Just over a week after pleading not guilty to 10 counts of aggravated sexual abuse, R. Kelly spoke out about the allegations in an interview with CBS.
In excerpts that aired during CBS Evening News on Tuesday, March 5, R. Kelly, 52, tried to disassociate the current sexual abuse charges from the child pornography charges for which he was acquitted in 2008, since three of his four current accusers were underage at the time of the alleged incidents.
“I will tell you this,” he said to King, 64. “People are going back to my past — that’s exactly what they’re trying to do — they’re going back to the past and they’re trying to add all of this stuff now to that to make all of this stuff that’s going on now [feel] real to people.”
King argued that past allegations are relevant to his current case, but the R&B star disagreed. “Absolutely no, it’s not,” he said. “Because for one, I beat my case. When you beat something, you beat it. You can’t double jeopardy me like that.
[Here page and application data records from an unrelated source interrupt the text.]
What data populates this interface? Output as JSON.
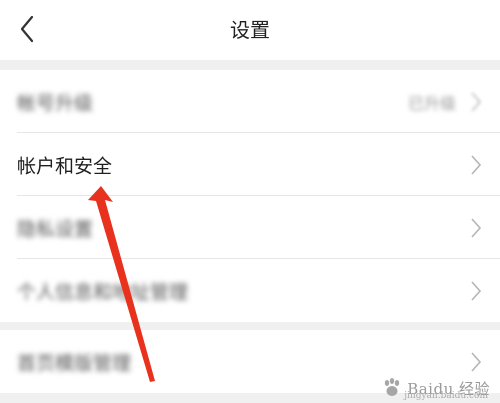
{
  "header": {
    "title": "设置",
    "back_icon": "chevron-left-icon"
  },
  "settings": {
    "group1": [
      {
        "label": "帐号升级",
        "value": "已升级",
        "blurred": true
      },
      {
        "label": "帐户和安全",
        "blurred": false
      },
      {
        "label": "隐私设置",
        "blurred": true
      },
      {
        "label": "个人信息和地址管理",
        "blurred": true
      }
    ],
    "group2": [
      {
        "label": "首页模版管理",
        "blurred": true
      }
    ]
  },
  "annotation": {
    "color": "#e8321e",
    "icon": "red-arrow-icon"
  },
  "watermark": {
    "brand": "Baidu 经验",
    "url": "jingyan.baidu.com"
  }
}
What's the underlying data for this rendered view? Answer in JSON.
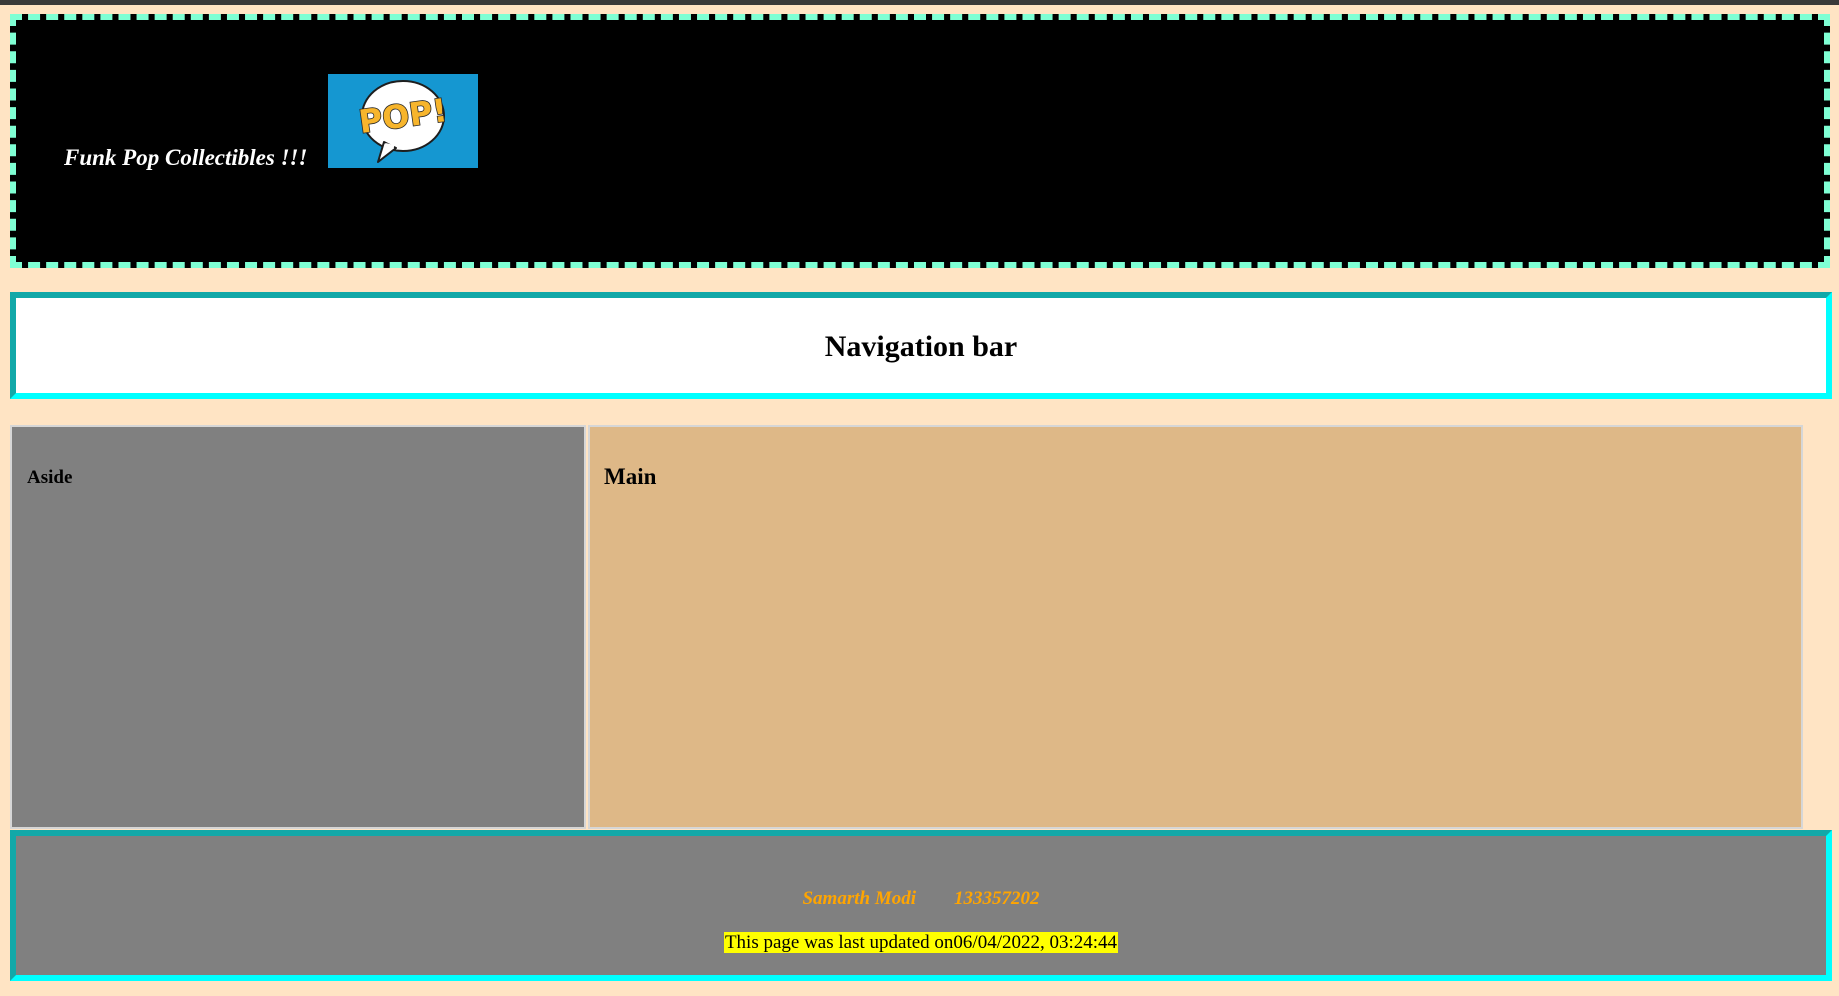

It’s not fair. It’s not fair to anybody. When you beat your case, you beat your case.”
The TV host contended that she wasn’t just referring to the charges on which Kelly was acquitted: She was talking about the other women who have said he had sex with them when they were minors.
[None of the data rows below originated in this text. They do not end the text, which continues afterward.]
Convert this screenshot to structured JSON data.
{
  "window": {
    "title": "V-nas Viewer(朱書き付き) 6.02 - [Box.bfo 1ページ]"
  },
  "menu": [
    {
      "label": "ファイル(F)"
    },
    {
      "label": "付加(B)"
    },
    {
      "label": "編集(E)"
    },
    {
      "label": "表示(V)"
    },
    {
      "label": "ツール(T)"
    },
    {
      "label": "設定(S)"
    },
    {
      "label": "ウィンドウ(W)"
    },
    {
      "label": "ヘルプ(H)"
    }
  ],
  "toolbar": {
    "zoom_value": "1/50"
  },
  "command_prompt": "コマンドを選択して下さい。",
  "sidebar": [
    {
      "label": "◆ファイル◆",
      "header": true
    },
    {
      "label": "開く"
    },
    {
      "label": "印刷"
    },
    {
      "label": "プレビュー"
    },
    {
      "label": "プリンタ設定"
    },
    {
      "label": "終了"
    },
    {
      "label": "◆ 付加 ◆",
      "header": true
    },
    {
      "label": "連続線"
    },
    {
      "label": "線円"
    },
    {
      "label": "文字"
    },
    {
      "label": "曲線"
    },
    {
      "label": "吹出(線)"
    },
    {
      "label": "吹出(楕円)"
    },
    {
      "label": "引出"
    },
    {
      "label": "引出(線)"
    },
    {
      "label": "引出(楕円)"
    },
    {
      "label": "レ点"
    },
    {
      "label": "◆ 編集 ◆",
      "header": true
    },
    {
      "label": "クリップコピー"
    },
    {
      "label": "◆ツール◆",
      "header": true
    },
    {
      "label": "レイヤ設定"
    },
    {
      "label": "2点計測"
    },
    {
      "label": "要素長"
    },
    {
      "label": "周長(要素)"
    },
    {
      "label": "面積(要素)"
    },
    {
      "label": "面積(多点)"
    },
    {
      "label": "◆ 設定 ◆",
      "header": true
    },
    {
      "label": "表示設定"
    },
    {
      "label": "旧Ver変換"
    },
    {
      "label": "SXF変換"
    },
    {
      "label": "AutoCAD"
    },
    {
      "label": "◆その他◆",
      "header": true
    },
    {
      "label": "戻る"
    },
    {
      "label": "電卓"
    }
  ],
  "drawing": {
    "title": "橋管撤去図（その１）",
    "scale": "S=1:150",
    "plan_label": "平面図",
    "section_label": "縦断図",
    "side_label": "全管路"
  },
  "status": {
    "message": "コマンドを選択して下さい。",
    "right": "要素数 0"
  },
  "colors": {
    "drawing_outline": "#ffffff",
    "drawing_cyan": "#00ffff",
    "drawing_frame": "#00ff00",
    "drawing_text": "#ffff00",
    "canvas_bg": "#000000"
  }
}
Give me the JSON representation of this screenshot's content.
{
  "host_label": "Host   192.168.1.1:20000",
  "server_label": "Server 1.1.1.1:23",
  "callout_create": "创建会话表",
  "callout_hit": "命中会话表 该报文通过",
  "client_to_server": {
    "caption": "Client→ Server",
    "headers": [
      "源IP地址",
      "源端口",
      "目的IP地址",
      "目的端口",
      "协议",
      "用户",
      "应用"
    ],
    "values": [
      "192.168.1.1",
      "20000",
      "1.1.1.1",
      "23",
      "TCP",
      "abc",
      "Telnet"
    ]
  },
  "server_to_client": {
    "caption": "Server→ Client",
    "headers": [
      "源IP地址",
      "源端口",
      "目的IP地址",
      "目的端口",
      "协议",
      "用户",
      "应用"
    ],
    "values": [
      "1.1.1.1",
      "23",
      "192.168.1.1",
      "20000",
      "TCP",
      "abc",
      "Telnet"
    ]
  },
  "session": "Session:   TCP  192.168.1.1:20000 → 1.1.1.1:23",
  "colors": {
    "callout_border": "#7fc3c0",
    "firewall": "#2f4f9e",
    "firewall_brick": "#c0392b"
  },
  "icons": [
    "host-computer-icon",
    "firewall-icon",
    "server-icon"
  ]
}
“Not true,” Kelly responded. “Not true. Whether they’re old rumors, new rumors, future rumors, not true.”
The “Trapped in a Closet” singer started getting worked up after King asked him whether he has ever held anyone against their will. “I don’t need to,” he replied. “Why would I? How stupid would it be for R. Kelly — with all I’ve been through in my way, way past — to hold somebody, let alone four, five, six, 50? … How stupid would I be to do that?”
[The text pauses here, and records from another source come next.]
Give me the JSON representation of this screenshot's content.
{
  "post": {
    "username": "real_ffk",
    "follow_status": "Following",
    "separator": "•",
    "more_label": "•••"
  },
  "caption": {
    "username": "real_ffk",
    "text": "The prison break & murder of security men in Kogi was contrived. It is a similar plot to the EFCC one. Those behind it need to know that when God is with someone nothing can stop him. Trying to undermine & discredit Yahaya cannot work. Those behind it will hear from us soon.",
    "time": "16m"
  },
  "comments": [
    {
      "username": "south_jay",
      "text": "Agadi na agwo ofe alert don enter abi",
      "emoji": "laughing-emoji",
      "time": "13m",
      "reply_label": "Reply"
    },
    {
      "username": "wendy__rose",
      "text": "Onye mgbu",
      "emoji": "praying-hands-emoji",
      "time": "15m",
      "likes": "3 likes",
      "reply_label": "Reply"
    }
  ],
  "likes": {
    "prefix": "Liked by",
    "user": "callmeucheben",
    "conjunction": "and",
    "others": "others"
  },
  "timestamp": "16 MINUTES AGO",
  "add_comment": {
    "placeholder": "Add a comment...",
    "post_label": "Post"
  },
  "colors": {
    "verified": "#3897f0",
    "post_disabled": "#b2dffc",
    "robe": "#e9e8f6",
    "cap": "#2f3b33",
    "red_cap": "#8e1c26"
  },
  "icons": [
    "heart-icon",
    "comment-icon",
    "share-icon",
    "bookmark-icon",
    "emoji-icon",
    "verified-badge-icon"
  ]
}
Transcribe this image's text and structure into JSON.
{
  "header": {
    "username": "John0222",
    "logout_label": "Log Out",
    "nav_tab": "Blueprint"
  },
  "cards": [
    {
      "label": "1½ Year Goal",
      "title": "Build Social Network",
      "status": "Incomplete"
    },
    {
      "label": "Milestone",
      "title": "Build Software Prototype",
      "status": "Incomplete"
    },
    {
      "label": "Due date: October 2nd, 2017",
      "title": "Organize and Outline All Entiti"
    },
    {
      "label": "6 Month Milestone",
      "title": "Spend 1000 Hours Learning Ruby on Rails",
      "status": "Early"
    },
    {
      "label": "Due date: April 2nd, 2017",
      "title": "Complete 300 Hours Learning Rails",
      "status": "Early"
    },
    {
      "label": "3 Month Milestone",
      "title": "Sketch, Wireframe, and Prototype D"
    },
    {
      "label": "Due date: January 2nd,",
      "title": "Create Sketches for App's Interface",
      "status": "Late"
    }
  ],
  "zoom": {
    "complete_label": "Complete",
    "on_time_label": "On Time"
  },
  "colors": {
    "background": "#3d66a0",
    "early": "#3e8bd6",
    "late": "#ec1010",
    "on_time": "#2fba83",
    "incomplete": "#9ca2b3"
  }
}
He became increasingly emotional as he defended himself, even turning to the camera to talk directly to viewers. “That’s stupid, guys … That’s stupid! Use your common sense. Forget the blogs, forget how you feel about me. Hate me if you want to, love me if you want. But just use your common sense. How stupid would it be for me — with my crazy past and what I’ve been through — [to say,] ‘Oh, right now I just think I need to be a monster and hold girls against their will, chain them up in my basement and don’t let them eat and don’t let them out unless they need some shoes down the street from they uncle.’ Stop it. Quit playing. Quit playing. I did not do this stuff! This is not me! I’m fighting for my f–king life!”
Kelly has been under intense scrutiny this year, particularly with the airing of the six-part Lifetime docuseries Surviving R. Kelly, which featured dozens of interviews with the artist’s accusers and former collaborators. He’s also the target of the #MuteRKelly campaign, which has been petitioning streaming services to drop his music.